_AIM OF THE EXERCISE_. Below are records. Find each line in them that holds the word "Конвективн" and copy it.

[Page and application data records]

════════

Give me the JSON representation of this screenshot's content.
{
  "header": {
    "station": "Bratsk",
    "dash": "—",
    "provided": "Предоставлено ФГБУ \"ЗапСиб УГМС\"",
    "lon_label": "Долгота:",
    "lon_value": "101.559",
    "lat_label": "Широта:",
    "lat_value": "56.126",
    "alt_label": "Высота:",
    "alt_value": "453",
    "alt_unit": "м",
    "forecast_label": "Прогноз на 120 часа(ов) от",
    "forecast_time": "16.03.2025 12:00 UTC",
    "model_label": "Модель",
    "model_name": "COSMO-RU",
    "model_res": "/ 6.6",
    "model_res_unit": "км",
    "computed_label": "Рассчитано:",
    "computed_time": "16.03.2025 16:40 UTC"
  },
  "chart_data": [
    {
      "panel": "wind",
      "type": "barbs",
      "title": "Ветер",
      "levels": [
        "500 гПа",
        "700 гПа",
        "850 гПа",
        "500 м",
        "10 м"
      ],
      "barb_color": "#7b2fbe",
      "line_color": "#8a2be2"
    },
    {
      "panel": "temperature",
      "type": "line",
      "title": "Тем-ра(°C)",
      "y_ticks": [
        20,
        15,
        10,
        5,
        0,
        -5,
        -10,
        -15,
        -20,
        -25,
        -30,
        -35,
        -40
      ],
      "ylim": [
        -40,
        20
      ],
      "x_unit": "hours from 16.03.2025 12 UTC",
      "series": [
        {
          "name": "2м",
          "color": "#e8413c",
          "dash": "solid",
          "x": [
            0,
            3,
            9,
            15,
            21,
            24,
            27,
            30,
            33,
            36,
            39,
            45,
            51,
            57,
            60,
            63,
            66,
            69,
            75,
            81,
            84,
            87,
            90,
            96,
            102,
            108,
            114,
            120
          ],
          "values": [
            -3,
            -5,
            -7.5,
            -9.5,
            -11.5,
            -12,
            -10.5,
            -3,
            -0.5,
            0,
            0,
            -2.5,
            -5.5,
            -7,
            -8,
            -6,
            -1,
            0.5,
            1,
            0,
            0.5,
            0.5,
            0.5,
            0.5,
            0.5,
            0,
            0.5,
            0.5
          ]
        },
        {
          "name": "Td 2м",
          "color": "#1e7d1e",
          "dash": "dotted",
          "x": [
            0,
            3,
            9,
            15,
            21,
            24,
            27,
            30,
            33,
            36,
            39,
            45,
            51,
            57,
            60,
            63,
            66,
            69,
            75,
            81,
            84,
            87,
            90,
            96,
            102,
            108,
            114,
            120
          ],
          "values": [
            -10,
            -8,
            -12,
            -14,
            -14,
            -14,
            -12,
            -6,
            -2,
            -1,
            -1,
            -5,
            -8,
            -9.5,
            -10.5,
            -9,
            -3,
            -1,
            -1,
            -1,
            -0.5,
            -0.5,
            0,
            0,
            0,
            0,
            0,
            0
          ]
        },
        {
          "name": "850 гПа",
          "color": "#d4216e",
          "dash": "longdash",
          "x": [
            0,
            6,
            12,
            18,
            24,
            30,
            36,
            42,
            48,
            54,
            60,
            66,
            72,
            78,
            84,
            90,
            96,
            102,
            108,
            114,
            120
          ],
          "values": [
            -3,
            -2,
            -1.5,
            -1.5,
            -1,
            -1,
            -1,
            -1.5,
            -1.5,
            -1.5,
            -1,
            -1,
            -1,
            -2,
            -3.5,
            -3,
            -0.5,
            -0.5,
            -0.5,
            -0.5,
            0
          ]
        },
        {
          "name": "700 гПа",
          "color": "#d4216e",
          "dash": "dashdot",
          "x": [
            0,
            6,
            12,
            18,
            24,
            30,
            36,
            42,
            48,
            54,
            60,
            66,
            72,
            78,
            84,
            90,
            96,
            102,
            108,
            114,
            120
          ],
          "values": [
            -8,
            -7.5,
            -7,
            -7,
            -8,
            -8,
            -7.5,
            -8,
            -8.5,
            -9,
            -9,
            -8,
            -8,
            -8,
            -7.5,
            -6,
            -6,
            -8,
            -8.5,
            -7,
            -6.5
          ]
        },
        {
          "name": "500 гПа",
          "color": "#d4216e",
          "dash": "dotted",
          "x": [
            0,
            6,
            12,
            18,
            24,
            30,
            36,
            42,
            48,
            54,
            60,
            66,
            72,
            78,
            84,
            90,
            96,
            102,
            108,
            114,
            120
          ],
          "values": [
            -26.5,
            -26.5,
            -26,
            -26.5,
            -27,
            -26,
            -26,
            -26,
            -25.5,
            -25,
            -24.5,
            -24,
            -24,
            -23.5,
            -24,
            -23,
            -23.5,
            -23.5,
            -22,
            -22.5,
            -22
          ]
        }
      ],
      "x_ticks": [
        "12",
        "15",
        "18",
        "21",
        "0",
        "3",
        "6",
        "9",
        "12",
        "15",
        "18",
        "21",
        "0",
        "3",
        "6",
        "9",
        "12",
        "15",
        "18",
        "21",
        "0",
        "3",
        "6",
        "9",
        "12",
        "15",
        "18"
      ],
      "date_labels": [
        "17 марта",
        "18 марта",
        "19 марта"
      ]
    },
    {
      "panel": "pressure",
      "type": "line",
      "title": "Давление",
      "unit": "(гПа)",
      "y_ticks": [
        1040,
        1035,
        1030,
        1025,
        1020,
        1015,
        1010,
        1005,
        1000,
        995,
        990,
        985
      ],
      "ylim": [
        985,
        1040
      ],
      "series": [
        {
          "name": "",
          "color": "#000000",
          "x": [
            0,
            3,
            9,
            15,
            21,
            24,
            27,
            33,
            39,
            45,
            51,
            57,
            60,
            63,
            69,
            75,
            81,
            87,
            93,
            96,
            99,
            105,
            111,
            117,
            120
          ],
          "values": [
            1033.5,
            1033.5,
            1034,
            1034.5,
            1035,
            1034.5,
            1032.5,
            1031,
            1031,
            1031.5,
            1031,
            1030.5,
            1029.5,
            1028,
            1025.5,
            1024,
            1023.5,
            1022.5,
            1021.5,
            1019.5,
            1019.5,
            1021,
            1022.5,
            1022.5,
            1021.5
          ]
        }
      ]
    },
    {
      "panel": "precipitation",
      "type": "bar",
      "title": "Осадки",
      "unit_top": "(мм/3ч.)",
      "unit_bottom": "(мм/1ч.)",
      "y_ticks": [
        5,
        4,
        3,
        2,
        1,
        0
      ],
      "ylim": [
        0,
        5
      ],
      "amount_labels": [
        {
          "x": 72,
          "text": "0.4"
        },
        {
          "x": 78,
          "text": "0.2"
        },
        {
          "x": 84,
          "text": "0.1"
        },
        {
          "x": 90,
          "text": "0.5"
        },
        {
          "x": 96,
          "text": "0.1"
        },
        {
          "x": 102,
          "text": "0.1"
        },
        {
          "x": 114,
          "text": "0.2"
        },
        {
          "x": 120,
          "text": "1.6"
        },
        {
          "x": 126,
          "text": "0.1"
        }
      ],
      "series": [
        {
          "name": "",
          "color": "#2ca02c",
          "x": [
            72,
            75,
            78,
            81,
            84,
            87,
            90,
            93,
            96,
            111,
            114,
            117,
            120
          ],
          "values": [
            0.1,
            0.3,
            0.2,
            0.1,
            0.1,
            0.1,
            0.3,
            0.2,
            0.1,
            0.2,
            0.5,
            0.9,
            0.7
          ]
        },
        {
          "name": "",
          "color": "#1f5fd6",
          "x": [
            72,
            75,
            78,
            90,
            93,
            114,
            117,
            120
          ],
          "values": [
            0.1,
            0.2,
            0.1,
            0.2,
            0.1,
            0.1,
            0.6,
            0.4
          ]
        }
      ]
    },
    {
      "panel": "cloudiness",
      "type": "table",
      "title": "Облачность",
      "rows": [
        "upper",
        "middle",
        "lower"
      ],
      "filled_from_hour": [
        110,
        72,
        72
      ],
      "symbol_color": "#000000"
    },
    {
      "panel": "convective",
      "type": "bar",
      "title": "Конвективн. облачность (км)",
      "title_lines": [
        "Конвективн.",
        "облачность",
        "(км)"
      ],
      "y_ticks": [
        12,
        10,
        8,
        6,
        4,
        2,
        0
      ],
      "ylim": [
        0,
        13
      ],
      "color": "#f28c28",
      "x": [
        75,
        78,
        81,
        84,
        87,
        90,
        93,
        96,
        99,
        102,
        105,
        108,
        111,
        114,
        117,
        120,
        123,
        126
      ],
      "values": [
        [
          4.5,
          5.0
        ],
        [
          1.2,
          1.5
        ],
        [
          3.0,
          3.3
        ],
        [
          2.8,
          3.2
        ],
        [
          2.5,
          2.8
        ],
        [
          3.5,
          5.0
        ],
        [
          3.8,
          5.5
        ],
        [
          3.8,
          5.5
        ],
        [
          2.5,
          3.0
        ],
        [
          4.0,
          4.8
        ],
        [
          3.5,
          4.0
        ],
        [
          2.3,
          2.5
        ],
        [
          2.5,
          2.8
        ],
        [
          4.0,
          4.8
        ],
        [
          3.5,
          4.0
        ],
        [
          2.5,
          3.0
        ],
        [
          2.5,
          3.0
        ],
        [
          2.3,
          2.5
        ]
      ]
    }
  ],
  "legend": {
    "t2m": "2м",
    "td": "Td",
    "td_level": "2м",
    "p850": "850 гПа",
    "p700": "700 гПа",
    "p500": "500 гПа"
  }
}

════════

_RESPONSE FOR THIS EXERCISE_.
      "title": "Конвективн. облачность (км)",
        "Конвективн.",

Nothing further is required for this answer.